Items from an interface collection

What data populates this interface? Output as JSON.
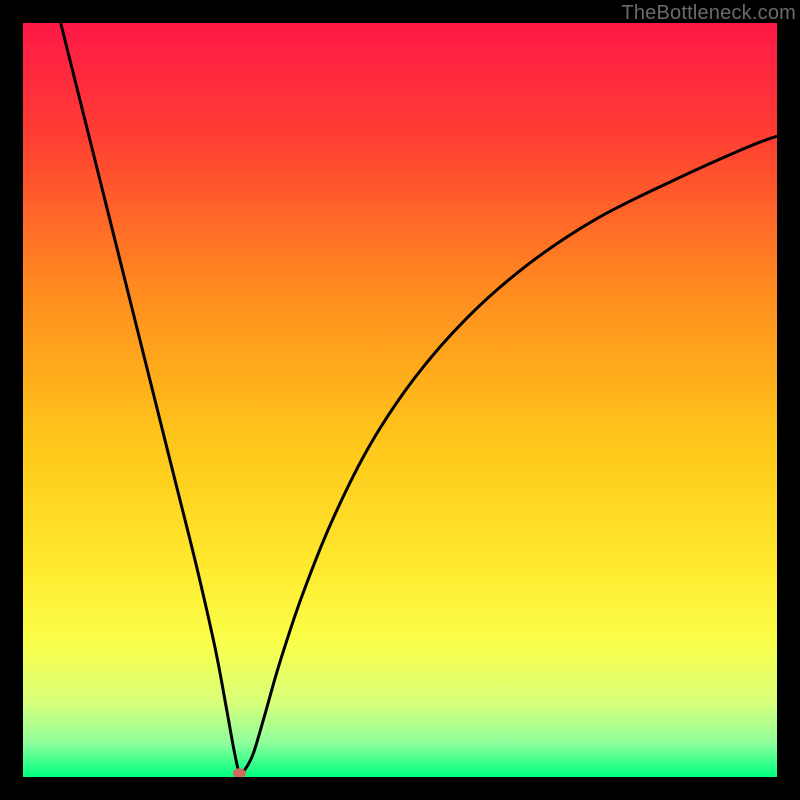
{
  "watermark": "TheBottleneck.com",
  "chart_data": {
    "type": "line",
    "title": "",
    "xlabel": "",
    "ylabel": "",
    "xlim": [
      0,
      100
    ],
    "ylim": [
      0,
      100
    ],
    "gradient_stops": [
      {
        "offset": 0.0,
        "color": "#ff1846"
      },
      {
        "offset": 0.15,
        "color": "#ff3e33"
      },
      {
        "offset": 0.35,
        "color": "#ff8a1f"
      },
      {
        "offset": 0.55,
        "color": "#ffc51a"
      },
      {
        "offset": 0.72,
        "color": "#ffe92e"
      },
      {
        "offset": 0.82,
        "color": "#fbff4a"
      },
      {
        "offset": 0.9,
        "color": "#d9ff7a"
      },
      {
        "offset": 0.955,
        "color": "#8eff9c"
      },
      {
        "offset": 1.0,
        "color": "#00ff80"
      }
    ],
    "series": [
      {
        "name": "bottleneck-curve",
        "x": [
          5,
          8,
          11,
          14,
          17,
          20,
          23,
          25.5,
          27,
          28,
          28.7,
          29.3,
          30.5,
          32,
          34,
          37,
          41,
          46,
          52,
          59,
          67,
          76,
          86,
          96,
          100
        ],
        "y": [
          100,
          88,
          76,
          64,
          52,
          40,
          28,
          17,
          9,
          3.5,
          0.5,
          0.8,
          3,
          8,
          15,
          24,
          34,
          44,
          53,
          61,
          68,
          74,
          79,
          83.5,
          85
        ]
      }
    ],
    "marker": {
      "x": 28.7,
      "y": 0.5,
      "color": "#d06a5a"
    }
  }
}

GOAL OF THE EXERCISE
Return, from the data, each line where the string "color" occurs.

EXPECTED ANSWER
        "color": "#ff1846"
        "color": "#ff3e33"
        "color": "#ff8a1f"
        "color": "#ffc51a"
        "color": "#ffe92e"
        "color": "#fbff4a"
        "color": "#d9ff7a"
        "color": "#8eff9c"
        "color": "#00ff80"
      "color": "#d06a5a"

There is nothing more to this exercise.